"A decoy drone being developed through an $88 million, five-year demonstration project will feature stealth in reverse," the Associated Press reports. The hope is "that enemy anti-aircraft batteries will target it and reveal their position."

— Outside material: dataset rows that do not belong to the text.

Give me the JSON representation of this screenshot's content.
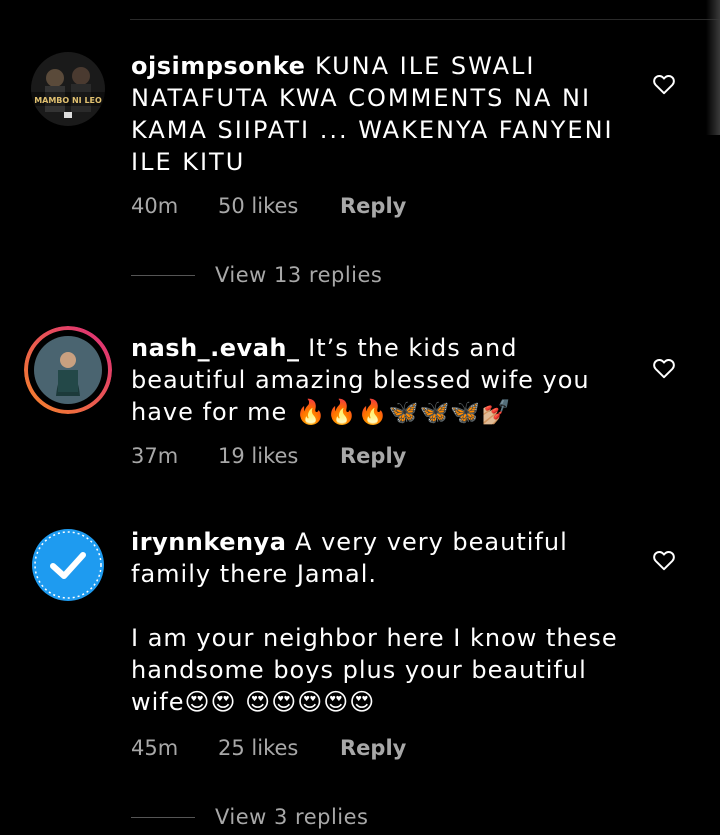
{
  "comments": [
    {
      "username": "ojsimpsonke",
      "text": "KUNA ILE SWALI NATAFUTA KWA COMMENTS NA NI KAMA SIIPATI ... WAKENYA FANYENI ILE KITU",
      "avatar_text": "MAMBO NI LEO",
      "time": "40m",
      "likes": "50 likes",
      "reply": "Reply",
      "view_replies": "View 13 replies"
    },
    {
      "username": "nash_.evah_",
      "text": "It’s the kids and beautiful amazing blessed wife you have for me 🔥🔥🔥🦋🦋🦋💅🏼",
      "time": "37m",
      "likes": "19 likes",
      "reply": "Reply"
    },
    {
      "username": "irynnkenya",
      "text": "A very very beautiful family there Jamal.\n\nI am your neighbor here I know these handsome boys plus your beautiful wife😍😍 😍😍😍😍😍",
      "time": "45m",
      "likes": "25 likes",
      "reply": "Reply",
      "view_replies": "View 3 replies"
    }
  ],
  "icons": {
    "like": "heart-outline-icon",
    "verified": "checkmark-badge-icon"
  },
  "colors": {
    "background": "#000000",
    "text": "#ffffff",
    "secondary_text": "#a8a8a8",
    "story_ring_start": "#f58529",
    "story_ring_end": "#dd2a7b",
    "verified_blue": "#1e9bf0"
  }
}
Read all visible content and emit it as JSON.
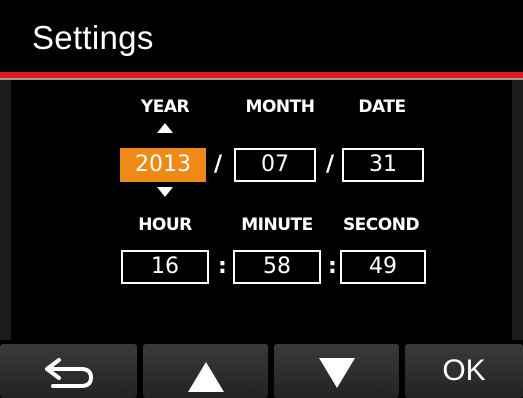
{
  "header": {
    "title": "Settings"
  },
  "date_labels": {
    "year": "YEAR",
    "month": "MONTH",
    "date": "DATE"
  },
  "time_labels": {
    "hour": "HOUR",
    "minute": "MINUTE",
    "second": "SECOND"
  },
  "date_values": {
    "year": "2013",
    "month": "07",
    "date": "31",
    "separator": "/"
  },
  "time_values": {
    "hour": "16",
    "minute": "58",
    "second": "49",
    "separator": ":"
  },
  "selected_field": "year",
  "footer": {
    "back_icon": "return-arrow-icon",
    "up_icon": "triangle-up-icon",
    "down_icon": "triangle-down-icon",
    "ok_label": "OK"
  },
  "colors": {
    "accent_line": "#e01a1a",
    "selected_field": "#f08a16",
    "background": "#000000",
    "button": "#2e2e2e"
  }
}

Instead of trying to evade radar like a stealth fighter or bomber does, the decoy only 9 feet long and weighing 200 pounds will use electronic signals to project a larger-than-life image.The Miniature Air Launched Decoy, of MALD, is intended to fool enemy radar operators into believing it is a real airplane, say engineers with the Air Armament Center at this Florida Panhandle base.The ruse is designed to prompt an enemy response that may include turning on radars that guide anti-aircraft artillery and missiles. U.S. warplanes trailing the drones then could fire missiles that home in on such radars to knock out the air defenses.THERE'S MORE: "Stealth is reverse" is an old, old tactic, notes Defense Tech pal Wyatt Earp. The Brits, the Israelis, and the Americans have done it for years.